He wasn't a founding father, but I'll go with Abraham Lincoln:
"The money powers prey upon the nation in times of peace and conspire against it in times of adversity."
Parul Sehgal, The Profound Emptiness of 'Resilience,' Dec. 1. I loved this magazine piece about neoliberal buzzwords and class/racial privilege. Readers know that I have long mocked President Obama's obsession with this exact dog-whistling propaganda phraseology in order to justify war, austerity, the New Economy, and crapification in general. Thanks to the hard work, sacrifice, grit and determination of the American people, we are able to oppress a whole nation full of docile sheep and greatly reward and expand an unprecedented oligarchic ruling class to make America Great Again has been the subliminal theme-song of many a campaign speech and Saturday address by Big Guy.
This was a joy to read, because Resilience and its mawkish cousin, Grit, have been my pet peeves for years.
They are neoliberal-speak for "Get used to it, plebs, because you are so, so screwed."
Last week it was moralizing pundit David Brooks who applauded survivors of war and terror as having that certain resilience that enables them to bounce back stronger than ever. If perchance you can't bounce back, then there must be something wrong with you.
Last year, President Obama announced a $1 billion National Disaster Resilience Competition. May the best Apocalypse with the most smiley-face emojis win!
And from his second Inaugural:
is generation of Americans has been tested by crises that steeled our resolve and proved our resilience. A decade of war is now ending. (Applause.) An economic recovery has begun. (Applause.) America’s possibilities are limitless, for we possess all the qualities that this world without boundaries demands: youth and drive; diversity and openness; an endless capacity for risk and a gift for reinvention.
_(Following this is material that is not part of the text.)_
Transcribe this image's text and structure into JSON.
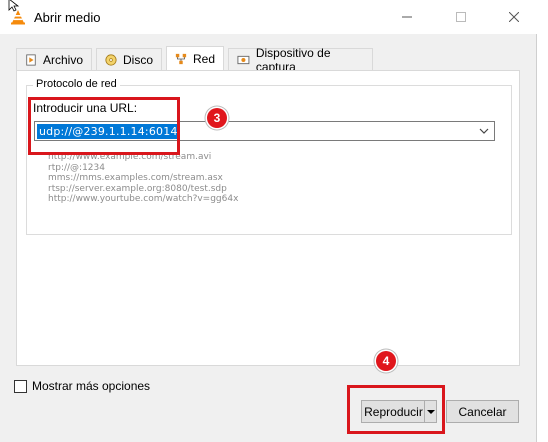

My fellow Americans, we are made for this moment, and we will seize it — so long as we seize it together. (Applause.)"
Whenever I feel that dread Resilience gremlin approaching, I immediately seize it before it gets the chance to attack me.
Resilience is the civic passivity that lulls us into voting for a pre-vetted candidate every four years while pretending that we still live in a democracy.
Embrace your rage, and live to tell the tale.